Once an ex parte CPO has been issued, the spouse who is served (i.e., respondent) may be ordered to vacate the marital residence immediately.

If you have been served, do not act on instinct by contacting the petitioner. Ideally, you should contact a reliable attorney to determine your best next steps in navigating your civil protection orders and divorce in Ohio.

If removed from the marital residence, a police escort may accompany the respondent to collect their belongings, or the respondent may have someone return to the home on their behalf.

Impact of CPOs on Ohio Child Custody and Exchanges

When determining child custody, the judge considers what would be in the best interest of the child, and the existence of a protection order between the child’s parents — whether currently or in the past — will be part of those considerations.

When a CPO is issued, exceptions for parental communication regarding the child may be made in some cases. If visitation has been set prior to the CPO, and the child is a protected party, that visitation must cease until further order.

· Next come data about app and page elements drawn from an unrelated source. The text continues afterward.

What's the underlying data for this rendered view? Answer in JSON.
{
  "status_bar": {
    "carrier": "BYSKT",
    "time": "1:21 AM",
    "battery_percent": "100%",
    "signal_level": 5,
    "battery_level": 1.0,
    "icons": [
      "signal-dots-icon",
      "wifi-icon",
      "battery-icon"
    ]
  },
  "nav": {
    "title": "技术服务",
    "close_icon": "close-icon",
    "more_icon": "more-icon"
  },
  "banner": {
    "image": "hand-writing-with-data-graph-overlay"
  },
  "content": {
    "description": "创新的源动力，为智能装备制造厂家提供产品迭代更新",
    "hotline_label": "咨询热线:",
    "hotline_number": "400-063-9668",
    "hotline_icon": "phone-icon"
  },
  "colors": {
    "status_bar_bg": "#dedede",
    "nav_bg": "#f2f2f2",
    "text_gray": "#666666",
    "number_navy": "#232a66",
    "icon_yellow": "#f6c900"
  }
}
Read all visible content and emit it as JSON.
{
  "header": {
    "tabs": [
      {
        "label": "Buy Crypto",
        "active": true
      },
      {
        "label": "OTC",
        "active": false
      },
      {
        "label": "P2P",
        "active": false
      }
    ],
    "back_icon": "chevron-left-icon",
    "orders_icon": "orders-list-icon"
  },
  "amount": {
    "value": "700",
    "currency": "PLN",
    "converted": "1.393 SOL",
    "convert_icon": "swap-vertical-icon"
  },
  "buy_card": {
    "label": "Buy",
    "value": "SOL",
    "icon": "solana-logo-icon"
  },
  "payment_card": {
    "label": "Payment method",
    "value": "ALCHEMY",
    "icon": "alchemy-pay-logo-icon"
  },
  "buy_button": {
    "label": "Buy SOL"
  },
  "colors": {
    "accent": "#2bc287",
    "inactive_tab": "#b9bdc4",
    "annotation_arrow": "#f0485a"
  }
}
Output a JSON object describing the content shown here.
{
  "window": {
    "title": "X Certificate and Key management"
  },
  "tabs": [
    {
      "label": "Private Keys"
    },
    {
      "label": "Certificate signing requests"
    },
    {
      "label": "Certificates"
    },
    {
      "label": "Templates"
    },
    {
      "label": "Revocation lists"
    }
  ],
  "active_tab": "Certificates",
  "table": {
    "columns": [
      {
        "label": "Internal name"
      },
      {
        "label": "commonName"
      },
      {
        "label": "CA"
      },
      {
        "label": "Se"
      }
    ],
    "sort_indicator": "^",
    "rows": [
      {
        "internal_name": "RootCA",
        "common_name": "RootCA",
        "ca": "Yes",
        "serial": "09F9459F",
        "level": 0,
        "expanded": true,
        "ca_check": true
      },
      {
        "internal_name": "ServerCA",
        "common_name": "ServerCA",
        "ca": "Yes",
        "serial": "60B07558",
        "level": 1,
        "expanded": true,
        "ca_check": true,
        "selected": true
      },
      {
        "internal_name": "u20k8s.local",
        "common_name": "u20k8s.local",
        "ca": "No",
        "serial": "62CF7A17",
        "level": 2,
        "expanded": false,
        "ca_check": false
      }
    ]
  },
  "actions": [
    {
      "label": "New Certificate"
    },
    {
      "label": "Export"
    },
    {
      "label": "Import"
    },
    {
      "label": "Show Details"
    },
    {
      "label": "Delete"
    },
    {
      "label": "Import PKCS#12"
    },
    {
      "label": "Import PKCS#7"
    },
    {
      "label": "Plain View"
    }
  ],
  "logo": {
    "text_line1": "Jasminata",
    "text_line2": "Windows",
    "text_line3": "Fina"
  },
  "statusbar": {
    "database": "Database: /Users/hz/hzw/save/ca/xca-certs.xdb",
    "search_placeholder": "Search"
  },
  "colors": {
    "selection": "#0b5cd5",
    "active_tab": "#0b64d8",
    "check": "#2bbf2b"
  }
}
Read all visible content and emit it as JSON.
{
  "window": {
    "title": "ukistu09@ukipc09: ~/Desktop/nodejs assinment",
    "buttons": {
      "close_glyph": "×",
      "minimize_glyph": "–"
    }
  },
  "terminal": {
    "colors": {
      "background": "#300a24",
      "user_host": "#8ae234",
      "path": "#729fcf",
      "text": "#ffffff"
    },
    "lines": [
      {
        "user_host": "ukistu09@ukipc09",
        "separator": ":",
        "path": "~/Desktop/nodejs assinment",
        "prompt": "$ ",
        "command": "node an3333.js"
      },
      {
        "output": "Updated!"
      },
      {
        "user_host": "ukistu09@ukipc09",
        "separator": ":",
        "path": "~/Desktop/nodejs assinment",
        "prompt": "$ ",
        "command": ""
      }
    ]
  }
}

As attempting to exercise your visitation could result in a violation in the CPO, it is recommended that you speak with an attorney before taking any other action. If the child is not a protected party, exercising your visitation rights may still result in a violation of the CPO, particularly if both parties are normally present at the visitation exchanges. In such instances, the visitation orders or the CPO can be amended to avoid criminal liability for the respondent.

Also, there are third-party entities that may assist in the visitation exchange, such as a supervised visitation facility. Sometimes, a friend or family member will be the one to facilitate the exchange to ensure the respondent is not violating the CPO.

Strategies for Managing CPOs During Divorce

If you have been served:

  • Thoroughly and carefully review the order.
  • Find out how it affects your access to the marital home.
  • Do not contact the petitioner, even about children you share.
  • Do not respond to the petitioner’s messages or answer their calls.

If you are serving your partner:

  • Keep record of any contact.
  • Keep a copy of the CPO with you.
  • Attend the CPO review hearing.

Legal Rights Under Civil Protection Orders in Ohio

On either side of a Civil Protection Order, it can be a stressful process with many uncertainties. Make sure to consult with an attorney to understand what you can and cannot do in accordance with the order.

If you are being served with a protection order, you have:

  • The right to attend and contest the CPO hearing
  • Unless other specified, the right to your children within the constraints of the order
  • The right to an attorney in your defense

If you are filing for a protection order, you have:

  • The right to a victim advocate
  • The right of an attorney to help you file and make informed decisions
  • The possibility of being granted temporary custody of any shared children

For Help, Reach Out to an Ohio Family Law Attorney

The duration and provisions of a civil protection order depend upon many factors, such as evidence presented, relationship between the parties, severity of threat, and much more.

Violating a CPO can result in penalties and charges or affect your impending divorce. When a CPO is put into place during a divorce, your actions as both the respondent and the petitioner can make a significant impact on the outcome.

To ensure that you are truly acting in your best interest, contact a trusted attorney at Trolinger Law Offices as soon as possible. You can start by setting up a consultation and reading more about what we do in cases involving civil protection orders and divorce in Ohio.